On August 21, 2018, Valve announced a new version of Steam Play that focused on enhancing and integrating existing third-party Windows compatibility layers and wrappers for Linux into the Steam client and games. It makes use of Proton, a tool that is based on a custom version of the compatibility layer Wine as well as additional libraries developed alongside it and the Vulkan-based Direct3D 11 and Direct3D 10 translation layer DXVK. Some of the improvements include a Vulkan-based Direct3D 12 implementation called vkd3d, as well as the "esync" patchset to improve multi-threaded performance in Wine. Proton is available to use through the Steam client on Linux for both officially supported Proton compatible titles as well as third-party titles that Valve have not yet verified compatibility with.
download_depot <app-id> <depot-id> <target-manifest-id> <delta-manifest-id>
Downloading depot <depot-id> (<download-size> MB) ...
Depot download complete : "C:\Program Files (x86)\Steam\steamapps\content\app_<app-id>\depot_<depot-id>" (<total-num-of-files> files, manifest <manifest-id>)
SteamGet is a script created by Ryan C. Gordon (aka Icculus) which requires SteamCMD to work. What it does is that it will download all the files from the selected game you own in your account without requiring you to rely Wine to do that or use the SteamCMD itself as this script makes its task more simple. This can be very useful if you wish to use the game files for the source port of the game or an open source engine.
Open daemon.conf file from /etc/pulse/ as root and add the following text:
# Start as daemon
daemonize = yes
allow-module-loading = yes
# Realtime optimization
high-priority = yes
realtime-scheduling = yes
realtime-priority = 9
# Scales the device-volume with the volume of the "loudest" application
flat-volumes = no
# Script file management
load-default-script-file = yes
default-script-file = /etc/pulse/default.pa
# Sample rate
resample-method = speex-float-9
default-sample-format = s24-32le
default-sample-rate = 192000
alternate-sample-rate = 176000
exit-idle-time = -1
# Optimized fragements for steam
default-fragments = 5
default-fragment-size-msec = 2
deferred-volume-safety-margin-usec = 1
Save the file and run both pulseaudio -k and pulseaudio --start to restart PulseAudio or just reboot the system.
While the current Steam package already includes required libraries to work, they are sadly outdated as they are from Ubuntu 12.04. However, Valve included an option to force Steam to use the libraries used in your system, also known as Steam Native mode. This can be done by adding STEAM_RUNTIME=0 before the command for launching Steam.
It's best to create a separate executable file for it in order to allow easily switch between the Runtime and Native.
sudo nano steam-native

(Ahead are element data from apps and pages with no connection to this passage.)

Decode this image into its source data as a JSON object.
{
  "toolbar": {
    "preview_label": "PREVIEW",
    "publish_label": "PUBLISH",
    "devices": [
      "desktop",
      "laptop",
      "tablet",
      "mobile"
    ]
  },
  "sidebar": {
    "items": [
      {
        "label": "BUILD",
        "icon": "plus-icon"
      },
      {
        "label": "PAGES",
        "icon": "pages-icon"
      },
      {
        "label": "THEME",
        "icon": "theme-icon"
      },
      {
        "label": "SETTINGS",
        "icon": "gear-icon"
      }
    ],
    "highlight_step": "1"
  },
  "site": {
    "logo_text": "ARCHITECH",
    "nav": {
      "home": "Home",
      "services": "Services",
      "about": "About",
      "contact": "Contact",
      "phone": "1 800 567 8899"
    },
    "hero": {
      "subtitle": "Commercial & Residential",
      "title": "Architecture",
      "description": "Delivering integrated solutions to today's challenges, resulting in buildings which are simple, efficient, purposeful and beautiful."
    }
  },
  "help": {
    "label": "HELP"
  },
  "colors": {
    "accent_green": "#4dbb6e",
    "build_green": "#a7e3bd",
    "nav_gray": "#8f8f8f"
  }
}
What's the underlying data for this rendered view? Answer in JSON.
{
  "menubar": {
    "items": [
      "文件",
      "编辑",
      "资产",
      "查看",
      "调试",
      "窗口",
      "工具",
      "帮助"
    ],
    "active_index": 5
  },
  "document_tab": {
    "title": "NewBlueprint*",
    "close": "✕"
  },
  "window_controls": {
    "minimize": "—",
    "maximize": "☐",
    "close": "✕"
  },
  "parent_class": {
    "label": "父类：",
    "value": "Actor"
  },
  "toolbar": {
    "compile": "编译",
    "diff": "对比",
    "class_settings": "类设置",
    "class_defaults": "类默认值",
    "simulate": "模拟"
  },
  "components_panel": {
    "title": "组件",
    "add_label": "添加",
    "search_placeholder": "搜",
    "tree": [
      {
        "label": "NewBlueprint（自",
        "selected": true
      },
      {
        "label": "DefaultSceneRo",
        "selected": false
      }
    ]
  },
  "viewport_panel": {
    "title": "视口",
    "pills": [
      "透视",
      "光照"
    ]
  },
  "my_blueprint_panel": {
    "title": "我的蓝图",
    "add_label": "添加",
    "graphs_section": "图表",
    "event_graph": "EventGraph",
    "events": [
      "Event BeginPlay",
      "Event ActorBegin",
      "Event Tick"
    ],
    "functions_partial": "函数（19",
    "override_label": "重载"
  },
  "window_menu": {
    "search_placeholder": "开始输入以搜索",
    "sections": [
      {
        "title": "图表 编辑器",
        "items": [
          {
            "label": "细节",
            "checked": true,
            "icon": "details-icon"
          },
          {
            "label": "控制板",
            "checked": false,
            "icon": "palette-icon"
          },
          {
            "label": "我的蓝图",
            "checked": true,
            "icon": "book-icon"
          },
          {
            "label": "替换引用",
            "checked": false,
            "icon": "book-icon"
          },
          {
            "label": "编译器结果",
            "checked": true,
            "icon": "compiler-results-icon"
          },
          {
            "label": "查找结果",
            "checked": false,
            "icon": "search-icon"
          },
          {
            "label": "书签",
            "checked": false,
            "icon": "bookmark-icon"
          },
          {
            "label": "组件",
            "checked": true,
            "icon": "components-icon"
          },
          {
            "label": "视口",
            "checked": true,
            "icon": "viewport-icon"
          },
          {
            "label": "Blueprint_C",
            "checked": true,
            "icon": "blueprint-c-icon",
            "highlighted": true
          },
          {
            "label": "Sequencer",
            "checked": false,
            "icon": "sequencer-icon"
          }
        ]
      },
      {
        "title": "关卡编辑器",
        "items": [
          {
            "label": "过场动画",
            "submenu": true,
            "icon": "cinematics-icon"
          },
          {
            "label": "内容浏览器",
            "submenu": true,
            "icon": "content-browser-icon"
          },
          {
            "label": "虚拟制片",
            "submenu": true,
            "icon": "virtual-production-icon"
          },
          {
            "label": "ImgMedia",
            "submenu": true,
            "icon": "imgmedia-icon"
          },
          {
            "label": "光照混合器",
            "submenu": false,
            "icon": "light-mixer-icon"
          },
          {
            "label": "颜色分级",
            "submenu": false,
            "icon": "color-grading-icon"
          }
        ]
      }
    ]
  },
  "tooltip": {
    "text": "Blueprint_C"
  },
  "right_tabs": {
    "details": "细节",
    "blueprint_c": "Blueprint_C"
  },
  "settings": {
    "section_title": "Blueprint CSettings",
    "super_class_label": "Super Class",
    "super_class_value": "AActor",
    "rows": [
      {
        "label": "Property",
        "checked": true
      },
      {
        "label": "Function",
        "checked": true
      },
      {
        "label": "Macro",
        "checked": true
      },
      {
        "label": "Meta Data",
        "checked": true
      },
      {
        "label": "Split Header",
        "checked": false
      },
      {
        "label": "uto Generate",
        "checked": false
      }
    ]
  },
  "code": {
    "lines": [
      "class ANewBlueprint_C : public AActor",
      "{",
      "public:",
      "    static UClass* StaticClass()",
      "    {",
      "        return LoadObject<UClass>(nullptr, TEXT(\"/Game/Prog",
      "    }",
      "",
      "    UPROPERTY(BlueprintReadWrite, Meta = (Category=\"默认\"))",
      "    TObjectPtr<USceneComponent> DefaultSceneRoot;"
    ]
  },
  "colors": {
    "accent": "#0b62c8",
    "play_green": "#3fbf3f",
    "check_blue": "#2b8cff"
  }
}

# Workaround for dbus fatal termination related coredumps (SIGABRT)
# Override some libraries as these are what games linked against.
exec /usr/lib/steam/steam "$@"
sudo chmod +x steam-native
Once done, you will be able to run Steam Native with the steam-native command on Terminal, you can add it to the Start/Program Menu if you wish, but it is also best to add it's .desktop file as well, so it'd be available and automatically added.
Arch Linux-based distributions only require installing steam-native-runtime package which will automatically install required repositories and automatically set everything for you, once you install Steam.